--Himalayas. This is a neat Alpine species, with small and very dark
green leaves. It likes a shady situation and vegetable soil. For
planting on the rockwork, amongst tree roots, or beneath the shade of
trees, the Gaultherias are particularly suitable. Light, but rich
vegetable soil suits them best.
G. PROCUMBENS.--Canada Tea, or Creeping
inter-green. North America,
1762. This is of much smaller growth than the following, rarely rising
to a greater height than about half a foot, with lanceolate, serrated
leaves, and pendulous axillary clusters of white flowers.
G. SHALLON.--North-west America, 1826. Growing in favourable situations
to fully a yard in height, this distinct evergreen shrub, which is
fairly common in cultivation, is particularly valuable, as it thrives

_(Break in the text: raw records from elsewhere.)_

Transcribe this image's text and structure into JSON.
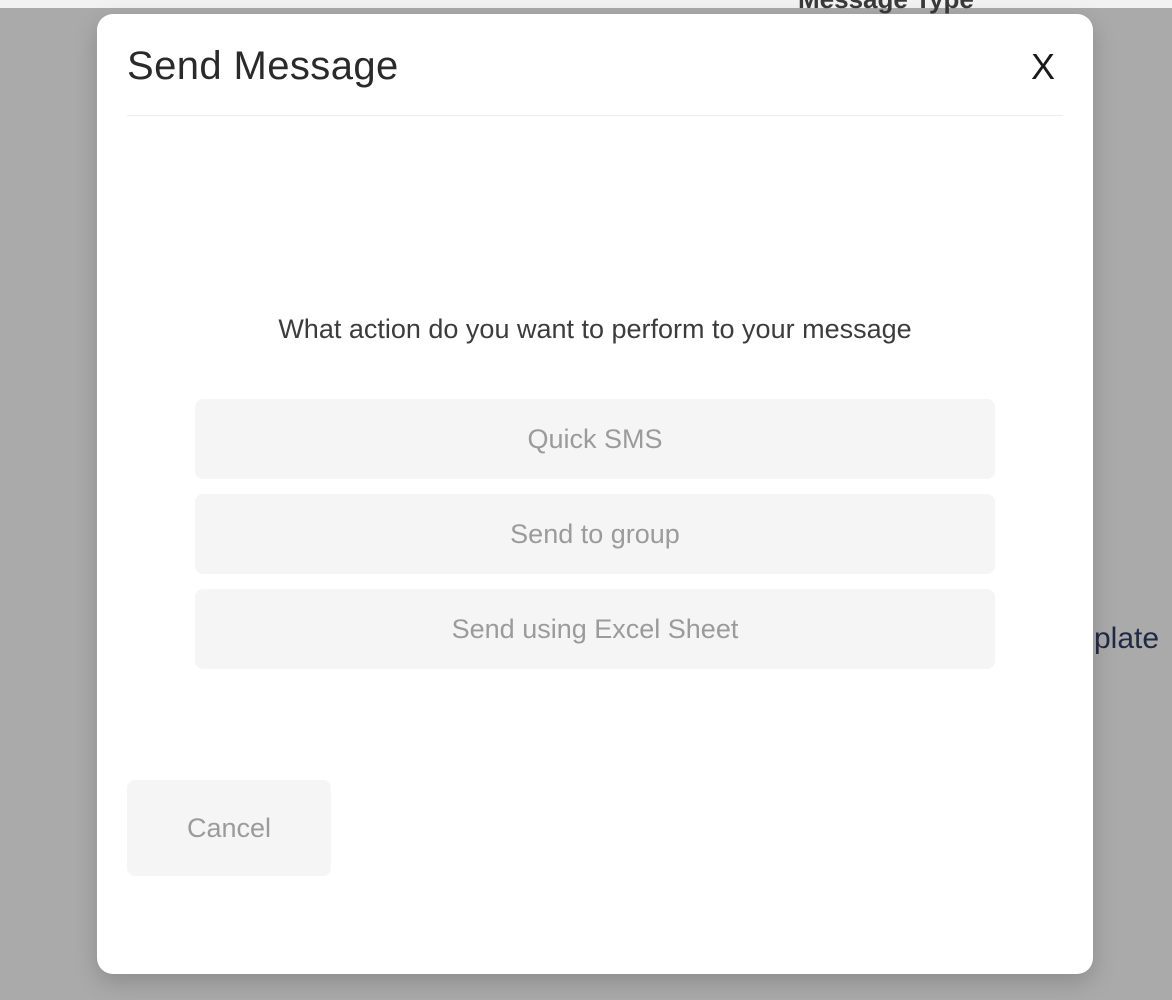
{
  "background": {
    "header_label": "Message Type",
    "template_label": "plate"
  },
  "modal": {
    "title": "Send Message",
    "close_label": "X",
    "prompt": "What action do you want to perform to your message",
    "options": [
      "Quick SMS",
      "Send to group",
      "Send using Excel Sheet"
    ],
    "cancel_label": "Cancel"
  }
}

well under the shade and drip of trees. It is a rambling plant, with
ovate-cordate, almost sessile leaves, and bears tiny white flowers that
are succeeded by purplish fruit. G. Shallon acutifolia has more sharply
pointed leaves than those of the species.